■ **Work order**
Your task is to gather the lines below that hold the string "Midden".

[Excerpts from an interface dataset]

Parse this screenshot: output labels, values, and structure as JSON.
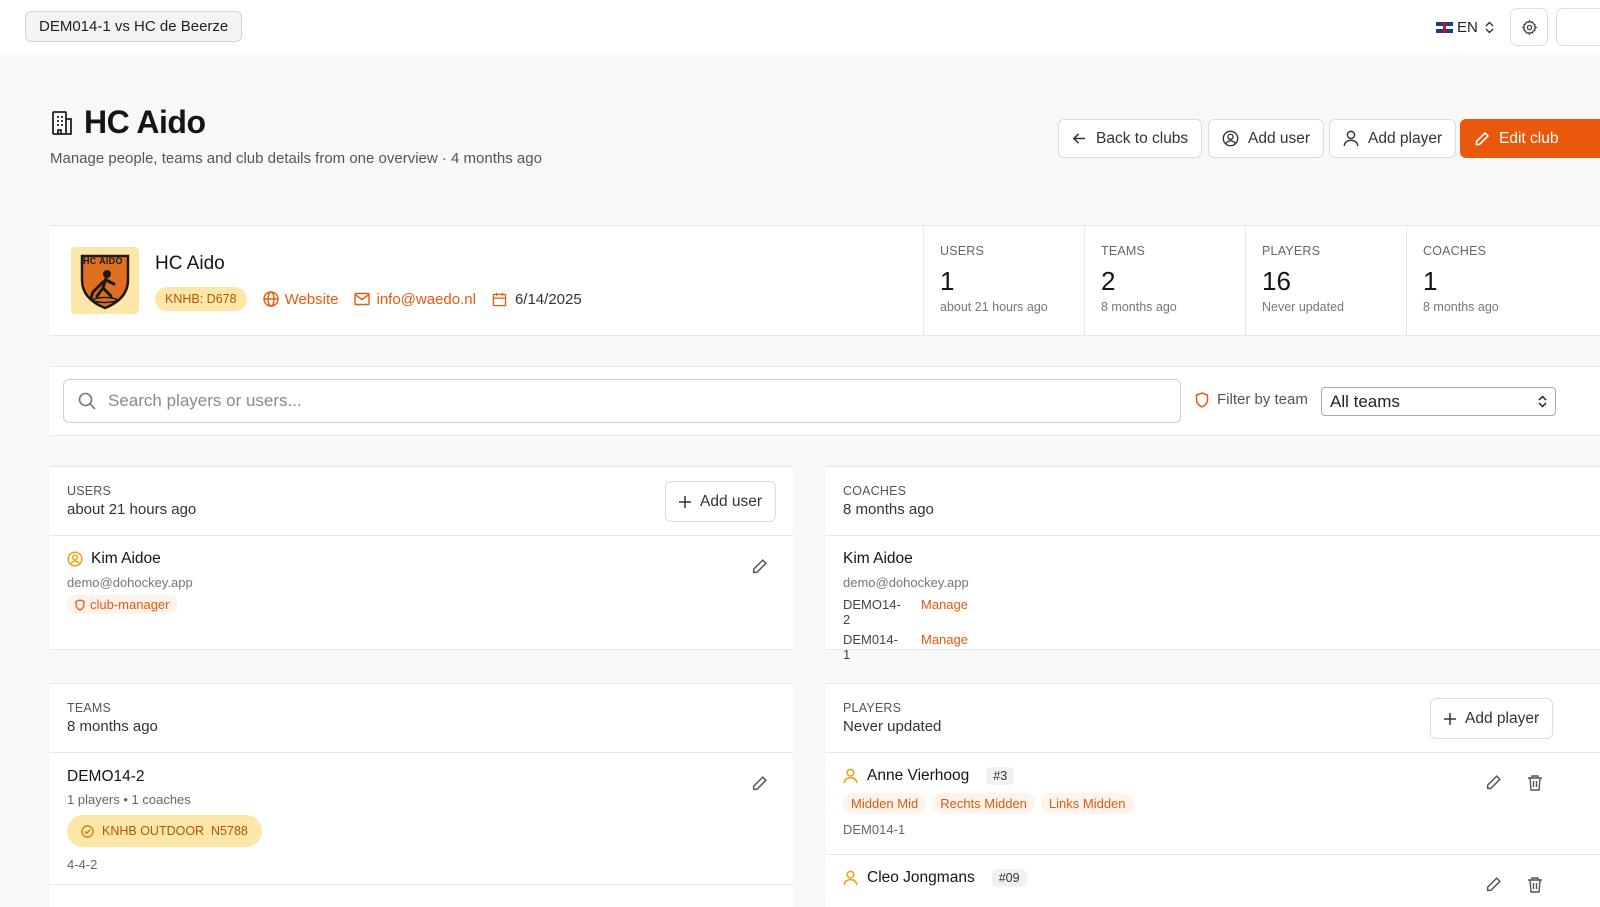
{
  "topbar": {
    "match_label": "DEM014-1 vs HC de Beerze",
    "language": "EN",
    "flag_icon": "uk-flag-icon"
  },
  "header": {
    "title": "HC Aido",
    "subtitle": "Manage people, teams and club details from one overview · 4 months ago",
    "buttons": {
      "back": "Back to clubs",
      "add_user": "Add user",
      "add_player": "Add player",
      "edit_club": "Edit club"
    }
  },
  "club": {
    "name": "HC Aido",
    "logo_text": "HC AIDO",
    "knhb": "KNHB: D678",
    "website": "Website",
    "email": "info@waedo.nl",
    "date": "6/14/2025"
  },
  "stats": [
    {
      "label": "USERS",
      "value": "1",
      "sub": "about 21 hours ago"
    },
    {
      "label": "TEAMS",
      "value": "2",
      "sub": "8 months ago"
    },
    {
      "label": "PLAYERS",
      "value": "16",
      "sub": "Never updated"
    },
    {
      "label": "COACHES",
      "value": "1",
      "sub": "8 months ago"
    }
  ],
  "search": {
    "placeholder": "Search players or users...",
    "filter_label": "Filter by team",
    "team_selected": "All teams"
  },
  "users_card": {
    "label": "USERS",
    "sub": "about 21 hours ago",
    "add_button": "Add user",
    "items": [
      {
        "name": "Kim Aidoe",
        "email": "demo@dohockey.app",
        "role": "club-manager"
      }
    ]
  },
  "coaches_card": {
    "label": "COACHES",
    "sub": "8 months ago",
    "items": [
      {
        "name": "Kim Aidoe",
        "email": "demo@dohockey.app",
        "teams": [
          {
            "team": "DEMO14-2",
            "action": "Manage"
          },
          {
            "team": "DEM014-1",
            "action": "Manage"
          }
        ]
      }
    ]
  },
  "teams_card": {
    "label": "TEAMS",
    "sub": "8 months ago",
    "items": [
      {
        "name": "DEMO14-2",
        "counts": "1 players • 1 coaches",
        "competition": "KNHB OUTDOOR  N5788",
        "formation": "4-4-2"
      }
    ]
  },
  "players_card": {
    "label": "PLAYERS",
    "sub": "Never updated",
    "add_button": "Add player",
    "items": [
      {
        "name": "Anne Vierhoog",
        "number": "#3",
        "positions": [
          "Midden Mid",
          "Rechts Midden",
          "Links Midden"
        ],
        "team": "DEM014-1"
      },
      {
        "name": "Cleo Jongmans",
        "number": "#09"
      }
    ]
  },
  "colors": {
    "accent": "#ea580c",
    "badge_bg": "#fde7a8",
    "badge_text": "#b45309"
  }
}
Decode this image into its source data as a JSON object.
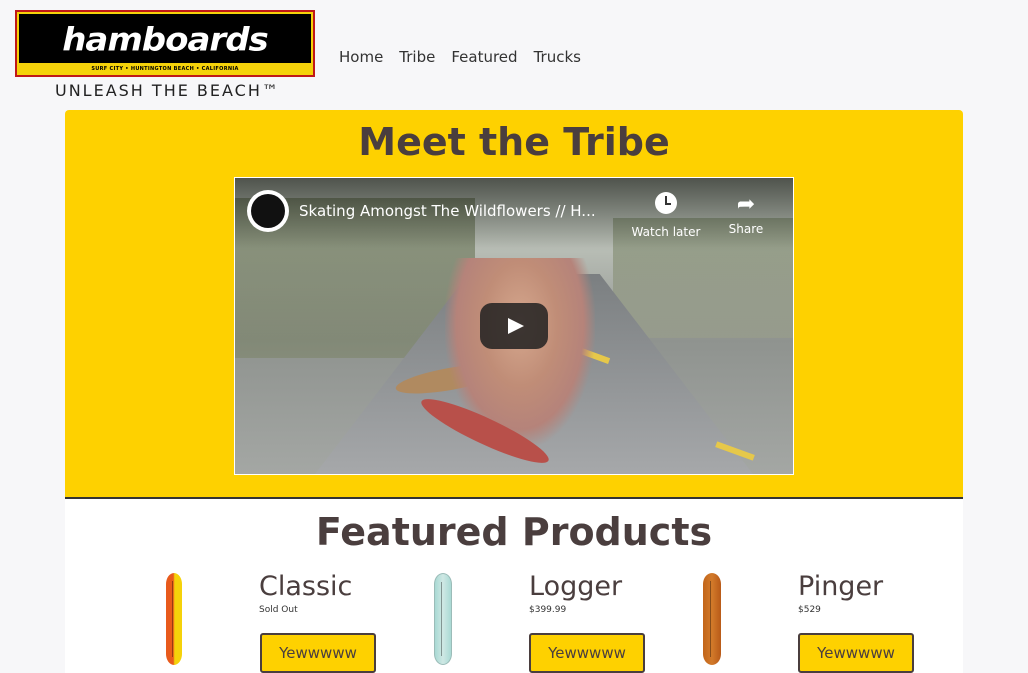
{
  "header": {
    "logo_text": "hamboards",
    "logo_subtext": "SURF CITY • HUNTINGTON BEACH • CALIFORNIA",
    "tagline": "UNLEASH THE BEACH™"
  },
  "nav": {
    "items": [
      {
        "label": "Home"
      },
      {
        "label": "Tribe"
      },
      {
        "label": "Featured"
      },
      {
        "label": "Trucks"
      }
    ]
  },
  "tribe": {
    "title": "Meet the Tribe",
    "video": {
      "title": "Skating Amongst The Wildflowers // H...",
      "watch_later_label": "Watch later",
      "share_label": "Share"
    }
  },
  "featured": {
    "title": "Featured Products",
    "products": [
      {
        "name": "Classic",
        "price": "Sold Out",
        "button": "Yewwwww"
      },
      {
        "name": "Logger",
        "price": "$399.99",
        "button": "Yewwwww"
      },
      {
        "name": "Pinger",
        "price": "$529",
        "button": "Yewwwww"
      }
    ]
  },
  "colors": {
    "accent": "#fed100",
    "text": "#4a3e3e"
  }
}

■ **Solution to the exercise**
          "Midden Mid",
          "Rechts Midden",
          "Links Midden"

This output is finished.